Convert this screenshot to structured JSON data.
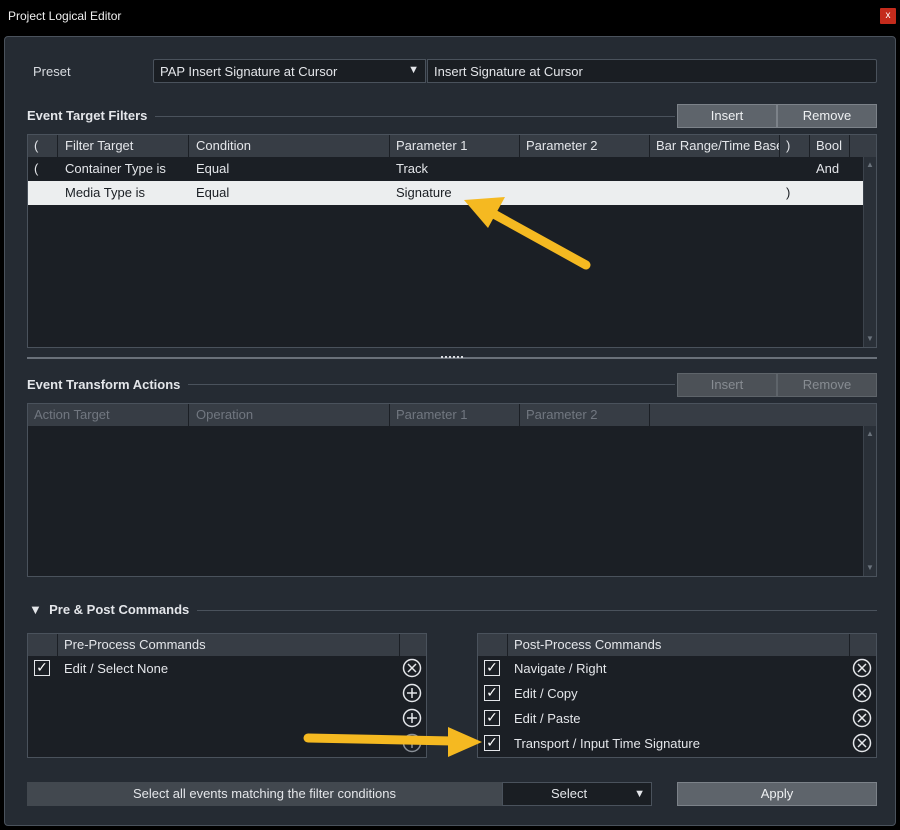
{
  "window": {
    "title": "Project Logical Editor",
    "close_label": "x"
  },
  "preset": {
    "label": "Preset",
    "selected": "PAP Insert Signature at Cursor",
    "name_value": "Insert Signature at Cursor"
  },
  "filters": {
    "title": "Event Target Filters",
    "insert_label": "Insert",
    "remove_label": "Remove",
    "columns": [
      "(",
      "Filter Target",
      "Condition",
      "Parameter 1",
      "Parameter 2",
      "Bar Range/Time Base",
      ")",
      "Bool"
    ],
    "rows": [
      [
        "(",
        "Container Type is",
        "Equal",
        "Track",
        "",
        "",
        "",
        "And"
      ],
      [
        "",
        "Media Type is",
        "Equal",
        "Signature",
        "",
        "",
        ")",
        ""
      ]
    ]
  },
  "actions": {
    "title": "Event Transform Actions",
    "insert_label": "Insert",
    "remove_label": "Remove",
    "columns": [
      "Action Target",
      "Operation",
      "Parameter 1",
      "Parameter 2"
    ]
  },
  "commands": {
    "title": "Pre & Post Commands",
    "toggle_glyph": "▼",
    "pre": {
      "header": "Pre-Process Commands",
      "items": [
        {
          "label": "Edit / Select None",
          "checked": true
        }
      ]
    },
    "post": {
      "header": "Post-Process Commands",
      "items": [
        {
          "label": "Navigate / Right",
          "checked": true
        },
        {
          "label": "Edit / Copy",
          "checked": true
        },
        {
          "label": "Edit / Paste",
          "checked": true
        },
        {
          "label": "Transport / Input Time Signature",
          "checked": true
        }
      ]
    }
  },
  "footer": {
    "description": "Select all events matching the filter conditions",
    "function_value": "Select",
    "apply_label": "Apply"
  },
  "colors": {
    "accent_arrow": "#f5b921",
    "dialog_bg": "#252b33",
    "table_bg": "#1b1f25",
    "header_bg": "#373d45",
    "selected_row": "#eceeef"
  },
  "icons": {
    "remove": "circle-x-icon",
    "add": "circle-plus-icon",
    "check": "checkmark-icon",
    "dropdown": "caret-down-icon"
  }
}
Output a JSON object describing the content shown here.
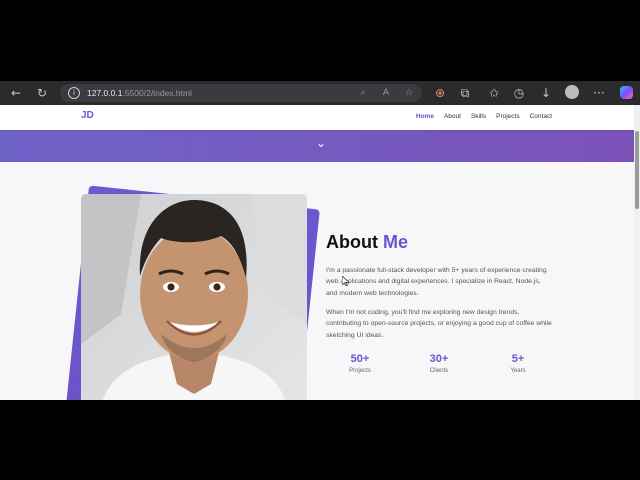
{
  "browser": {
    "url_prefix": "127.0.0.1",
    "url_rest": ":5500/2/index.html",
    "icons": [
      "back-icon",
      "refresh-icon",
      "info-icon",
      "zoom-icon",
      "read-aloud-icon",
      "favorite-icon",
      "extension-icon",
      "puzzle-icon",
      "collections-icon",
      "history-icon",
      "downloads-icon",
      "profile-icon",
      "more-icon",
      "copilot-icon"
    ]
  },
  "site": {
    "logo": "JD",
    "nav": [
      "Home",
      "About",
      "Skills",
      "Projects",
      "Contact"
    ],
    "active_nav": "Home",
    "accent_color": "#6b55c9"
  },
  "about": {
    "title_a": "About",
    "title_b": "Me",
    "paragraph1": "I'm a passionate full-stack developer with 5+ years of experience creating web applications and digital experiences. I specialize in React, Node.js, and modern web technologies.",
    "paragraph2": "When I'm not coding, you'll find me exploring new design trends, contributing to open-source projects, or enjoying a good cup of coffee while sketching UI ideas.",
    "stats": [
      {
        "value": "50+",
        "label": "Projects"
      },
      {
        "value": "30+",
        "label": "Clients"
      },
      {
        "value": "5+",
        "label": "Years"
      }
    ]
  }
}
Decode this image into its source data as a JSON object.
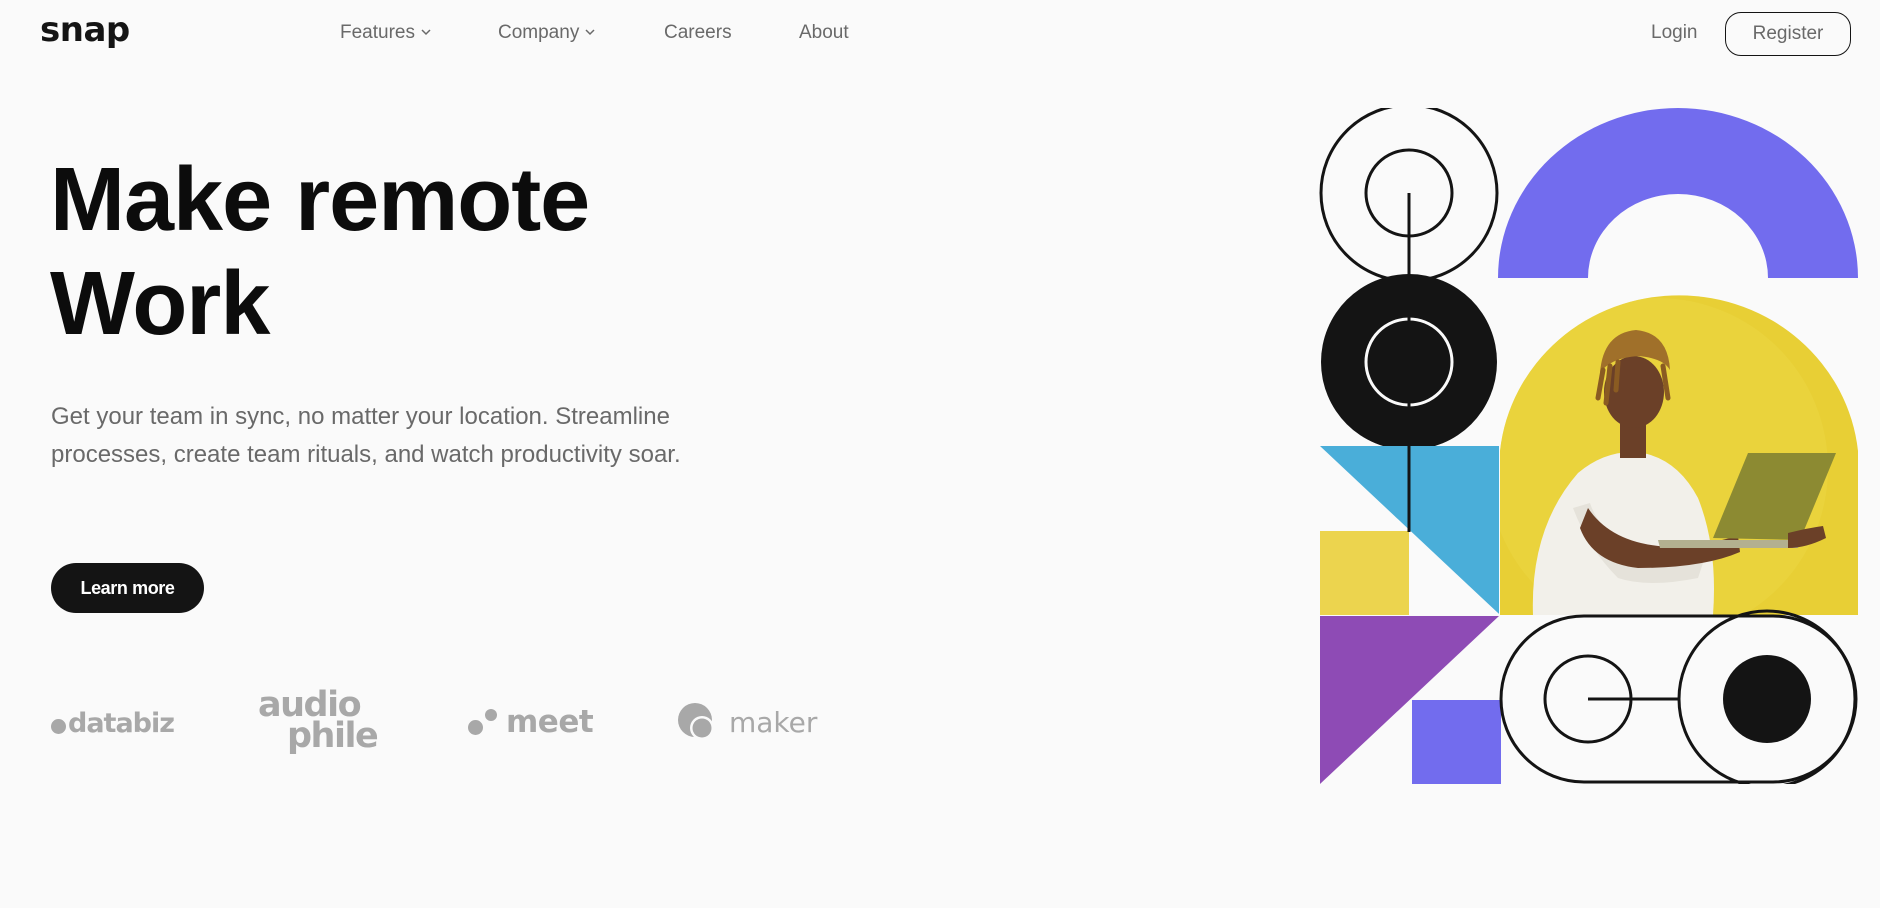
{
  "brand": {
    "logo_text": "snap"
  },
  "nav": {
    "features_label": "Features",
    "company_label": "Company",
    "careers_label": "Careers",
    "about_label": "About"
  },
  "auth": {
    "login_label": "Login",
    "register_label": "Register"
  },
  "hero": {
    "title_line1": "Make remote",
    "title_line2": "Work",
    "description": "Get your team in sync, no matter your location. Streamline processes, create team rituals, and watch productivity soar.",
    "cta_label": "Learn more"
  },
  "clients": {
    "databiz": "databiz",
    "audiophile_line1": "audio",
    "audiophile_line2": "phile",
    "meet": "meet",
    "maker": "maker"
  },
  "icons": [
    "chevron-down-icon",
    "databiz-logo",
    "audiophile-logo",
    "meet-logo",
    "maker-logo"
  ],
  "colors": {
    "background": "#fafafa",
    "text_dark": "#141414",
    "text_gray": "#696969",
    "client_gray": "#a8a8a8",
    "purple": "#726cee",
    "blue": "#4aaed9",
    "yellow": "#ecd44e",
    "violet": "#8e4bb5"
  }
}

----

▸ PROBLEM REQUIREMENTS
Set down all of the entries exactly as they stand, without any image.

▸ ANSWER TO THE PROBLEM
Convert this screenshot to structured JSON data.
{
  "window": {
    "title": "Project Logical Editor",
    "close_label": "x"
  },
  "preset": {
    "label": "Preset",
    "selected": "PAP Insert Signature at Cursor",
    "name_value": "Insert Signature at Cursor"
  },
  "filters": {
    "title": "Event Target Filters",
    "insert_label": "Insert",
    "remove_label": "Remove",
    "columns": [
      "(",
      "Filter Target",
      "Condition",
      "Parameter 1",
      "Parameter 2",
      "Bar Range/Time Base",
      ")",
      "Bool"
    ],
    "rows": [
      [
        "(",
        "Container Type is",
        "Equal",
        "Track",
        "",
        "",
        "",
        "And"
      ],
      [
        "",
        "Media Type is",
        "Equal",
        "Signature",
        "",
        "",
        ")",
        ""
      ]
    ]
  },
  "actions": {
    "title": "Event Transform Actions",
    "insert_label": "Insert",
    "remove_label": "Remove",
    "columns": [
      "Action Target",
      "Operation",
      "Parameter 1",
      "Parameter 2"
    ]
  },
  "commands": {
    "title": "Pre & Post Commands",
    "toggle_glyph": "▼",
    "pre": {
      "header": "Pre-Process Commands",
      "items": [
        {
          "label": "Edit / Select None",
          "checked": true
        }
      ]
    },
    "post": {
      "header": "Post-Process Commands",
      "items": [
        {
          "label": "Navigate / Right",
          "checked": true
        },
        {
          "label": "Edit / Copy",
          "checked": true
        },
        {
          "label": "Edit / Paste",
          "checked": true
        },
        {
          "label": "Transport / Input Time Signature",
          "checked": true
        }
      ]
    }
  },
  "footer": {
    "description": "Select all events matching the filter conditions",
    "function_value": "Select",
    "apply_label": "Apply"
  },
  "colors": {
    "accent_arrow": "#f5b921",
    "dialog_bg": "#252b33",
    "table_bg": "#1b1f25",
    "header_bg": "#373d45",
    "selected_row": "#eceeef"
  },
  "icons": {
    "remove": "circle-x-icon",
    "add": "circle-plus-icon",
    "check": "checkmark-icon",
    "dropdown": "caret-down-icon"
  }
}
Output a JSON object describing the content shown here.
{
  "browser": {
    "url_prefix": "127.0.0.1",
    "url_rest": ":5500/2/index.html",
    "icons": [
      "back-icon",
      "refresh-icon",
      "info-icon",
      "zoom-icon",
      "read-aloud-icon",
      "favorite-icon",
      "extension-icon",
      "puzzle-icon",
      "collections-icon",
      "history-icon",
      "downloads-icon",
      "profile-icon",
      "more-icon",
      "copilot-icon"
    ]
  },
  "site": {
    "logo": "JD",
    "nav": [
      "Home",
      "About",
      "Skills",
      "Projects",
      "Contact"
    ],
    "active_nav": "Home",
    "accent_color": "#6b55c9"
  },
  "about": {
    "title_a": "About",
    "title_b": "Me",
    "paragraph1": "I'm a passionate full-stack developer with 5+ years of experience creating web applications and digital experiences. I specialize in React, Node.js, and modern web technologies.",
    "paragraph2": "When I'm not coding, you'll find me exploring new design trends, contributing to open-source projects, or enjoying a good cup of coffee while sketching UI ideas.",
    "stats": [
      {
        "value": "50+",
        "label": "Projects"
      },
      {
        "value": "30+",
        "label": "Clients"
      },
      {
        "value": "5+",
        "label": "Years"
      }
    ]
  }
}
Decode this image into its source data as a JSON object.
{
  "brand": {
    "logo_text": "snap"
  },
  "nav": {
    "features_label": "Features",
    "company_label": "Company",
    "careers_label": "Careers",
    "about_label": "About"
  },
  "auth": {
    "login_label": "Login",
    "register_label": "Register"
  },
  "hero": {
    "title_line1": "Make remote",
    "title_line2": "Work",
    "description": "Get your team in sync, no matter your location. Streamline processes, create team rituals, and watch productivity soar.",
    "cta_label": "Learn more"
  },
  "clients": {
    "databiz": "databiz",
    "audiophile_line1": "audio",
    "audiophile_line2": "phile",
    "meet": "meet",
    "maker": "maker"
  },
  "icons": [
    "chevron-down-icon",
    "databiz-logo",
    "audiophile-logo",
    "meet-logo",
    "maker-logo"
  ],
  "colors": {
    "background": "#fafafa",
    "text_dark": "#141414",
    "text_gray": "#696969",
    "client_gray": "#a8a8a8",
    "purple": "#726cee",
    "blue": "#4aaed9",
    "yellow": "#ecd44e",
    "violet": "#8e4bb5"
  }
}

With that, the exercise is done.